Te Uru Presents A Living Archive Of Māori Art

A second iteration of the exhibition Māori Moving Image, which examines photographs, texts and oral histories, will be presented at Te Uru in Titirangi this winter. The exhibition will portray the resilience and continuation of mātauranga Māori through a selection of artists exploring ‘the archive’ in their practice.

In this latest iteration at Te Uru, curators Bridget Reweti (Ngāti Ranginui, Ngāi Te Rangi) and Melanie Oliver (Pākehā) will bring together new commissions from Ōtautahi based artist Nathan Pōhio (Waitaha, Kati Mamoe, Kai Tahu) and Te-Whanganui-a-Tara based artist Ana Iti (Te Rarawa) with a work from Tāmaki Makaurau based artist Jeremy Leatinu'u (Ngāti Maniapoto, Ngāti Hāmoa).

“We are pleased to bring this project to Te Uru,” says Te Uru Director, Andrew Clifford. “It continues our exploration of the role of Māori artists working with moving image techniques, and follows on from Te Uru’s 2018 touring exhibition, From the Shore, which looked at the legacy of pioneering filmmakers Merata Mita and Barry Barclay, and their continued influence on contemporary artists, as well as our recent solo exhibition with Shannon Te Ao.”

First shown at The Dowse Art Museum and Christchurch Art Gallery Te Puna o Waiwhetū in 2019, Māori Moving Image: An Open Archive explored the history of Māori artists who have used animation, film and video as a medium from the 1970s to today. Very much a living archive, this project is an opportunity to collect stories, create new relationships and find connections between artists.

“Overlooking Te Manukanuka o Hoturoa, Jeremy Leatinu'u locates Tainui histories; Nathan Pōhio honours the mountain Maukatere; and Ana Iti highlights the importance of publishing for Māori political aspirations.” Say exhibition co-curators, Bridget Reweti and Melanie Oliver. “Together these artists ask us to consider the expansiveness of our histories and question who is making our archives for the future.”

Māori Moving Image ki Te Uru will be open at Te Uru from 12 June to 29 August 2021, and will then be presented at Christchurch Art Gallery Te Puna O Waiwhetū.

© Scoop Media

 
 
 
Culture Headlines | Health Headlines | Education Headlines

 


Howard Davis: Emerald Fennell's Promising Young Woman'


The Guardian needed not one, but three reviews to do justice to Fennell's unsettling approach, which indicates exactly how ambiguous and controversial its message really is. More>>


Howard Davis: Jill Trevelyan's Rita Angus

Although Angus has become one of Aotearoa’s best-loved painters, the story of her life remained little known and poorly understood before Jill Trevelyan's acclaimed and revelatory biography, which won the Non Fiction Award at the Montana New Zealand Book Awards in 2009, and has now been republished by Te Papa press. More>>

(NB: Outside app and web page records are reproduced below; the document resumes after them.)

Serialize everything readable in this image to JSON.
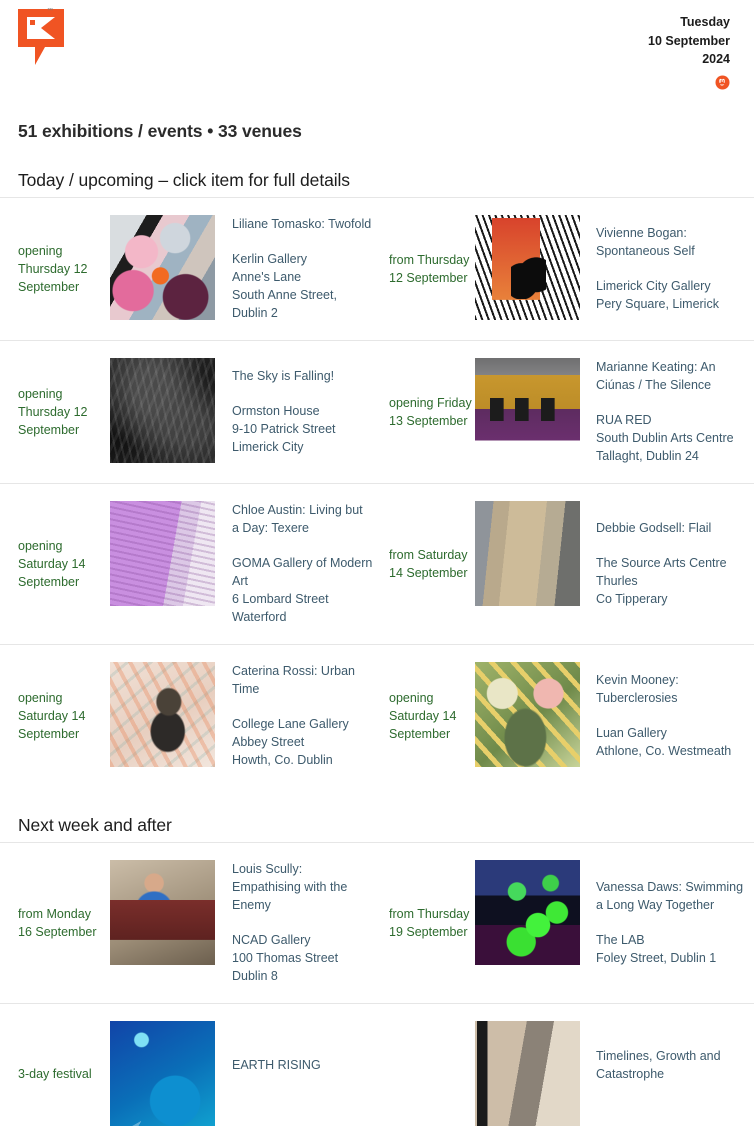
{
  "header": {
    "logo_name": "kunstpunkt-logo",
    "logo_tm": "™",
    "date_weekday": "Tuesday",
    "date_daymonth": "10 September",
    "date_year": "2024",
    "social_icon": "mastodon-icon",
    "colors": {
      "brand_orange": "#f05423",
      "date_green": "#2d6b2e",
      "text_blue": "#3d5a6c"
    }
  },
  "counts": "51 exhibitions / events • 33 venues",
  "sections": [
    {
      "id": "today",
      "heading": "Today / upcoming – click item for full details"
    },
    {
      "id": "next",
      "heading": "Next week and after"
    }
  ],
  "today_rows": [
    {
      "left": {
        "date": "opening\nThursday 12\nSeptember",
        "date_lines": [
          "opening",
          "Thursday 12",
          "September"
        ],
        "title": "Liliane Tomasko: Twofold",
        "venue_lines": [
          "Kerlin Gallery",
          "Anne's Lane",
          "South Anne Street, Dublin 2"
        ],
        "art": "art-tomasko"
      },
      "right": {
        "date_lines": [
          "from Thursday",
          "12 September"
        ],
        "title": "Vivienne Bogan: Spontaneous Self",
        "venue_lines": [
          "Limerick City Gallery",
          "Pery Square, Limerick"
        ],
        "art": "art-vivienne"
      }
    },
    {
      "left": {
        "date_lines": [
          "opening",
          "Thursday 12",
          "September"
        ],
        "title": "The Sky is Falling!",
        "venue_lines": [
          "Ormston House",
          "9-10 Patrick Street",
          "Limerick City"
        ],
        "art": "art-sky"
      },
      "right": {
        "date_lines": [
          "opening Friday",
          "13 September"
        ],
        "title": "Marianne Keating: An Ciúnas / The Silence",
        "venue_lines": [
          "RUA RED",
          "South Dublin Arts Centre",
          "Tallaght, Dublin 24"
        ],
        "art": "art-marianne"
      }
    },
    {
      "left": {
        "date_lines": [
          "opening",
          "Saturday 14",
          "September"
        ],
        "title": "Chloe Austin: Living but a Day: Texere",
        "venue_lines": [
          "GOMA Gallery of Modern Art",
          "6 Lombard Street",
          "Waterford"
        ],
        "art": "art-chloe"
      },
      "right": {
        "date_lines": [
          "from Saturday",
          "14 September"
        ],
        "title": "Debbie Godsell: Flail",
        "venue_lines": [
          "The Source Arts Centre",
          "Thurles",
          "Co Tipperary"
        ],
        "art": "art-debbie"
      }
    },
    {
      "left": {
        "date_lines": [
          "opening",
          "Saturday 14",
          "September"
        ],
        "title": "Caterina Rossi: Urban Time",
        "venue_lines": [
          "College Lane Gallery",
          "Abbey Street",
          "Howth, Co. Dublin"
        ],
        "art": "art-caterina"
      },
      "right": {
        "date_lines": [
          "opening",
          "Saturday 14",
          "September"
        ],
        "title": "Kevin Mooney: Tuberclerosies",
        "venue_lines": [
          "Luan Gallery",
          "Athlone, Co. Westmeath"
        ],
        "art": "art-kevin"
      }
    }
  ],
  "next_rows": [
    {
      "left": {
        "date_lines": [
          "from Monday",
          "16 September"
        ],
        "title": "Louis Scully: Empathising with the Enemy",
        "venue_lines": [
          "NCAD Gallery",
          "100 Thomas Street",
          "Dublin 8"
        ],
        "art": "art-louis"
      },
      "right": {
        "date_lines": [
          "from Thursday",
          "19 September"
        ],
        "title": "Vanessa Daws: Swimming a Long Way Together",
        "venue_lines": [
          "The LAB",
          "Foley Street, Dublin 1"
        ],
        "art": "art-vanessa"
      }
    },
    {
      "left": {
        "date_lines": [
          "3-day festival"
        ],
        "title": "EARTH RISING",
        "venue_lines": [],
        "art": "art-earth"
      },
      "right": {
        "date_lines": [],
        "title": "Timelines, Growth and Catastrophe",
        "venue_lines": [],
        "art": "art-timelines"
      }
    }
  ]
}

Howard Davis: The Back of the Painting

Painting conservators are the forensic pathologists of the art world. While they cannot bring their subjects back to life, they do provide fascinating insights into the precise circumstances of a painting's creation, its material authenticity, and constructive methodology. More>>


Howard Davis: Black Panthers on the Prowl

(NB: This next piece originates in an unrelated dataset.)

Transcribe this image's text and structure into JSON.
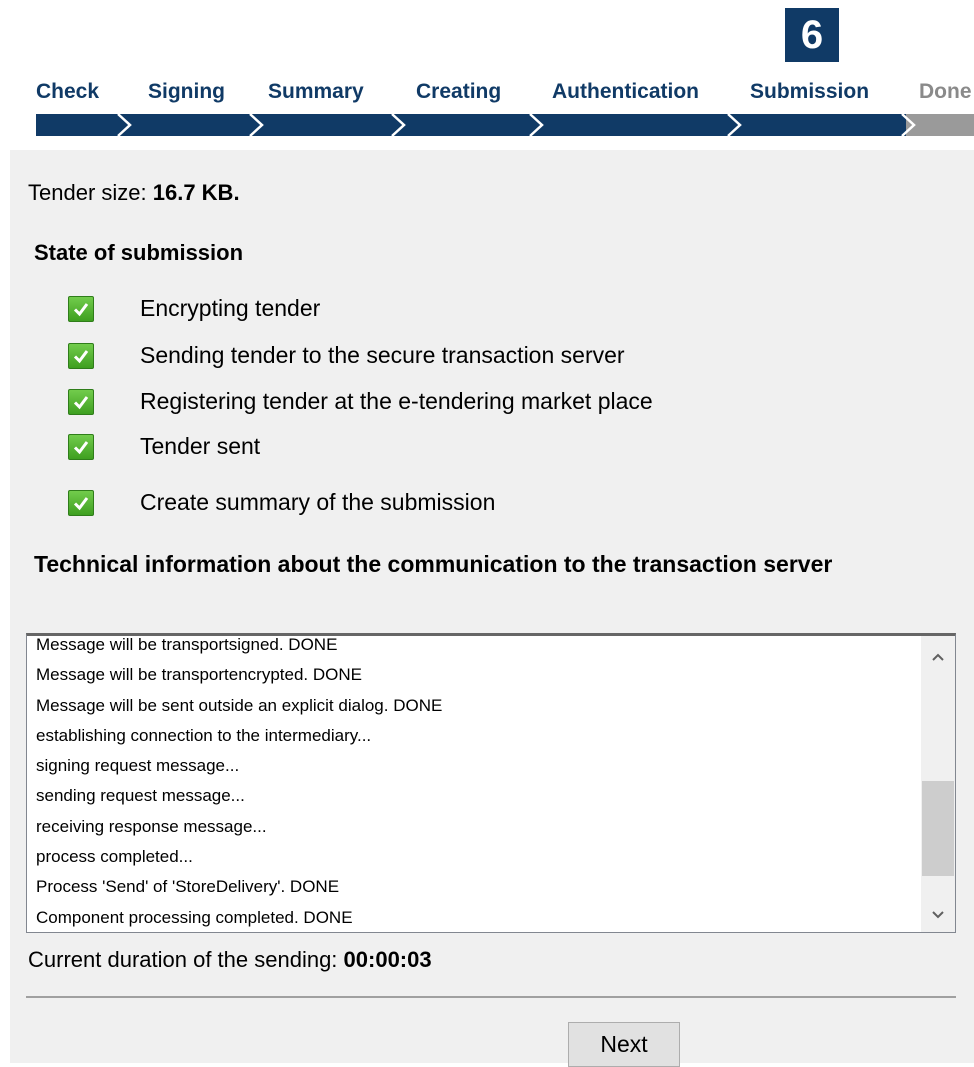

A passionate and gripping political drama from Shaka King, this is an informative and instructive tale of human frailty that centers around the charismatic Chicago Black Panther leader Fred Hampton, who was murdered at the age of twenty-one during a police raid. More>>

Howard Davis: Controlling the High Ground

Stephen Johnson's raw and angry film not only poses important questions with scrupulous authenticity, but also provides a timely reminder of the genocidal consequences of casual bigotry and xenophobia. More>>

Howard Davis: Dryzabone - Robert Conolly's The Dry

After the terrible devastation caused by last year’s bushfires, which prompted hundreds of Australians to shelter in the ocean to escape incineration and destroyed uncountable amounts of wildlife, The Dry has been released during a totally different kind of dry spell. More>>


Howard Davis: Hit the Road, Jack - Chloé Zhao's Nomadland

Nomadland is perhaps the ultimately 'road' movie as it follows a group of dispossessed and disenfranchised vagabonds who find a form of communal refuge in camp sites and trailer parks after the economic contraction of 2008. More>>

 
 
 
 
 
 

LATEST HEADLINES

  • CULTURE
  • HEALTH
  • EDUCATION
 
 
  • Wellington
  • Christchurch
  • Auckland